(Interface dataset entries)
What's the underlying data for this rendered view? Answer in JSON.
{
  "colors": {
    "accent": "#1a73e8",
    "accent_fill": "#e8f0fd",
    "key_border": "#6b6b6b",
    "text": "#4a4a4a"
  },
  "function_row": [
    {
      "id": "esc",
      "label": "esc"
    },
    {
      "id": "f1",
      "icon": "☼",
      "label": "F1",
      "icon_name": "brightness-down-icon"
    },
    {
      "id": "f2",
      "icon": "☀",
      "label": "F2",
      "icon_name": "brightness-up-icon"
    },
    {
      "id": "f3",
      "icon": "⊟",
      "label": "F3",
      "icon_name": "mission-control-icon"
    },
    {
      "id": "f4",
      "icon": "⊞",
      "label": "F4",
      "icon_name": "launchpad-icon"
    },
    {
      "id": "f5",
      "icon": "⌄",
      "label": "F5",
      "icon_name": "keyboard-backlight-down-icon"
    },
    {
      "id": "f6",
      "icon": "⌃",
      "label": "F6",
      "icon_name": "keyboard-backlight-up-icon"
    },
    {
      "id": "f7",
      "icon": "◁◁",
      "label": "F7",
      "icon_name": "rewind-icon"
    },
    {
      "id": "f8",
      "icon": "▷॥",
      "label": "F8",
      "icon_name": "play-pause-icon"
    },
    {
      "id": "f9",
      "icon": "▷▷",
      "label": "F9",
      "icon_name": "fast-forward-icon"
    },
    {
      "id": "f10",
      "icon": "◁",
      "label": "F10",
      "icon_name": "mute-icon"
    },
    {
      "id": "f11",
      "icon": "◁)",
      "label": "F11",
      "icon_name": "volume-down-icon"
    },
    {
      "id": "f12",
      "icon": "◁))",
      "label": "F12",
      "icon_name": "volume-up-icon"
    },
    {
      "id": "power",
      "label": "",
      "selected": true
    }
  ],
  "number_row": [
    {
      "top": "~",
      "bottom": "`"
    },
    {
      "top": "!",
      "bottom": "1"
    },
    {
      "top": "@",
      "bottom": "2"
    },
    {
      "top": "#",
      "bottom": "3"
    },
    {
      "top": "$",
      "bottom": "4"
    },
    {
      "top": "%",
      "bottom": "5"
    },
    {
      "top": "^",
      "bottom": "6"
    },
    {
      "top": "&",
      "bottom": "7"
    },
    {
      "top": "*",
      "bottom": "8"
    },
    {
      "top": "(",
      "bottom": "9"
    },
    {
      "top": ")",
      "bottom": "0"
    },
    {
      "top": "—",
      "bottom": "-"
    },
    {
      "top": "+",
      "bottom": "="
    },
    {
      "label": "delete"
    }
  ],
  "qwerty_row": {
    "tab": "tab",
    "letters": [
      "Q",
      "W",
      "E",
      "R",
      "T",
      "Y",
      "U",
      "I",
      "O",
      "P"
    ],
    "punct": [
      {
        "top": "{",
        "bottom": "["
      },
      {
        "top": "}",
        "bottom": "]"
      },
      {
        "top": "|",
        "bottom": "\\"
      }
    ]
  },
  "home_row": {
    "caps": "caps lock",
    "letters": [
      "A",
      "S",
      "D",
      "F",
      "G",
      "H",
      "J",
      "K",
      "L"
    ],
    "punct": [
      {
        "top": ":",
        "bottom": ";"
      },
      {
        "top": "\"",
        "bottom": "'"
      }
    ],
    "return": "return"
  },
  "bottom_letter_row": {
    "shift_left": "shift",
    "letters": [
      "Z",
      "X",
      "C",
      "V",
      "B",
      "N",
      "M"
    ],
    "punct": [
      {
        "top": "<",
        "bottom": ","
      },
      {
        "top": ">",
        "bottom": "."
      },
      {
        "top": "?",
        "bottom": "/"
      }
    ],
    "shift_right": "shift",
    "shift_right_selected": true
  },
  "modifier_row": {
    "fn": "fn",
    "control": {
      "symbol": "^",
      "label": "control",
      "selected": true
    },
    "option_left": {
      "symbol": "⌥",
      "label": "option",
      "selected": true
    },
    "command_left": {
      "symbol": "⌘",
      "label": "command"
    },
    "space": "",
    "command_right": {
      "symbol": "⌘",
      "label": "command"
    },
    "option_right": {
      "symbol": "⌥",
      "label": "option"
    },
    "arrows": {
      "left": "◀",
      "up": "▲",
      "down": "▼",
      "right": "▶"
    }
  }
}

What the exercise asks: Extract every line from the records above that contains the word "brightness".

Response box:
      "icon_name": "brightness-down-icon"
      "icon_name": "brightness-up-icon"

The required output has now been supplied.